Records for the task >>
____________________

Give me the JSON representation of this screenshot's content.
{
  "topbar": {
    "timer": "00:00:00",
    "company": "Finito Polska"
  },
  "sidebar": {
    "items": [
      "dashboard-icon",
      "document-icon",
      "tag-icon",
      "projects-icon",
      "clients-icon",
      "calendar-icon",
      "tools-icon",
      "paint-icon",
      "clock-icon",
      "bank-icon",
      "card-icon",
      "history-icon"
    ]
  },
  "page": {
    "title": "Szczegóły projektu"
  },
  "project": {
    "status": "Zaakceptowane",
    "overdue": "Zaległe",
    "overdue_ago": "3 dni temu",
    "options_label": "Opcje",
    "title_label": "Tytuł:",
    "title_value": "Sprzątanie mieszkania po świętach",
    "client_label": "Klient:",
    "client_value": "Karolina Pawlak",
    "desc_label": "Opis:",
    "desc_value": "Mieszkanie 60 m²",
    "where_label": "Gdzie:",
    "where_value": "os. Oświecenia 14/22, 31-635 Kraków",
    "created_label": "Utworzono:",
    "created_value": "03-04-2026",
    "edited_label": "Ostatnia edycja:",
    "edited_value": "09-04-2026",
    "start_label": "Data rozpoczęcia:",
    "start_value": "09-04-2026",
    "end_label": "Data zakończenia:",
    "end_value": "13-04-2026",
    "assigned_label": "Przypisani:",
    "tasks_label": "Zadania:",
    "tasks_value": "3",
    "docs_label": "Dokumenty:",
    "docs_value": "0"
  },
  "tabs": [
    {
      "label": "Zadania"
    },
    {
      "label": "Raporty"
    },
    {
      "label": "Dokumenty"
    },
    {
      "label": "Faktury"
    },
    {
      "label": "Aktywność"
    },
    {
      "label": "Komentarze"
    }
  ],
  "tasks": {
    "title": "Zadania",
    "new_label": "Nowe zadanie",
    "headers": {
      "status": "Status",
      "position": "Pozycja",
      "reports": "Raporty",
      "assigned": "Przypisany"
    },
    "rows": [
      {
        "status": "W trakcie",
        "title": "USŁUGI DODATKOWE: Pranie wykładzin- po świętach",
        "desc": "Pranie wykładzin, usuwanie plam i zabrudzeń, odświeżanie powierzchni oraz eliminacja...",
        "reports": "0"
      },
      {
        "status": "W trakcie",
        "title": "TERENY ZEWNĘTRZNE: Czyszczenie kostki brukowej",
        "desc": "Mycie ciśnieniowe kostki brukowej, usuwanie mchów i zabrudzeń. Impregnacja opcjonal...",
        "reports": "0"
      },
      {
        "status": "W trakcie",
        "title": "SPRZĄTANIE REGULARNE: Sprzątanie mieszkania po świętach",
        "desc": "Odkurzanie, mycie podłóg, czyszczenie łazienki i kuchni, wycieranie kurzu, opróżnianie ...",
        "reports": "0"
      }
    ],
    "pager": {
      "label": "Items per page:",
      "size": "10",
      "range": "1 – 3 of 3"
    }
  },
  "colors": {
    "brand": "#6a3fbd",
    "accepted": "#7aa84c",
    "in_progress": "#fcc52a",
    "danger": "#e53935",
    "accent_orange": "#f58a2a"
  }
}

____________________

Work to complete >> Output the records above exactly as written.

Solution to this task >>
Give me the JSON representation of this screenshot's content.
{
  "topbar": {
    "timer": "00:00:00",
    "company": "Finito Polska"
  },
  "sidebar": {
    "items": [
      "dashboard-icon",
      "document-icon",
      "tag-icon",
      "projects-icon",
      "clients-icon",
      "calendar-icon",
      "tools-icon",
      "paint-icon",
      "clock-icon",
      "bank-icon",
      "card-icon",
      "history-icon"
    ]
  },
  "page": {
    "title": "Szczegóły projektu"
  },
  "project": {
    "status": "Zaakceptowane",
    "overdue": "Zaległe",
    "overdue_ago": "3 dni temu",
    "options_label": "Opcje",
    "title_label": "Tytuł:",
    "title_value": "Sprzątanie mieszkania po świętach",
    "client_label": "Klient:",
    "client_value": "Karolina Pawlak",
    "desc_label": "Opis:",
    "desc_value": "Mieszkanie 60 m²",
    "where_label": "Gdzie:",
    "where_value": "os. Oświecenia 14/22, 31-635 Kraków",
    "created_label": "Utworzono:",
    "created_value": "03-04-2026",
    "edited_label": "Ostatnia edycja:",
    "edited_value": "09-04-2026",
    "start_label": "Data rozpoczęcia:",
    "start_value": "09-04-2026",
    "end_label": "Data zakończenia:",
    "end_value": "13-04-2026",
    "assigned_label": "Przypisani:",
    "tasks_label": "Zadania:",
    "tasks_value": "3",
    "docs_label": "Dokumenty:",
    "docs_value": "0"
  },
  "tabs": [
    {
      "label": "Zadania"
    },
    {
      "label": "Raporty"
    },
    {
      "label": "Dokumenty"
    },
    {
      "label": "Faktury"
    },
    {
      "label": "Aktywność"
    },
    {
      "label": "Komentarze"
    }
  ],
  "tasks": {
    "title": "Zadania",
    "new_label": "Nowe zadanie",
    "headers": {
      "status": "Status",
      "position": "Pozycja",
      "reports": "Raporty",
      "assigned": "Przypisany"
    },
    "rows": [
      {
        "status": "W trakcie",
        "title": "USŁUGI DODATKOWE: Pranie wykładzin- po świętach",
        "desc": "Pranie wykładzin, usuwanie plam i zabrudzeń, odświeżanie powierzchni oraz eliminacja...",
        "reports": "0"
      },
      {
        "status": "W trakcie",
        "title": "TERENY ZEWNĘTRZNE: Czyszczenie kostki brukowej",
        "desc": "Mycie ciśnieniowe kostki brukowej, usuwanie mchów i zabrudzeń. Impregnacja opcjonal...",
        "reports": "0"
      },
      {
        "status": "W trakcie",
        "title": "SPRZĄTANIE REGULARNE: Sprzątanie mieszkania po świętach",
        "desc": "Odkurzanie, mycie podłóg, czyszczenie łazienki i kuchni, wycieranie kurzu, opróżnianie ...",
        "reports": "0"
      }
    ],
    "pager": {
      "label": "Items per page:",
      "size": "10",
      "range": "1 – 3 of 3"
    }
  },
  "colors": {
    "brand": "#6a3fbd",
    "accepted": "#7aa84c",
    "in_progress": "#fcc52a",
    "danger": "#e53935",
    "accent_orange": "#f58a2a"
  }
}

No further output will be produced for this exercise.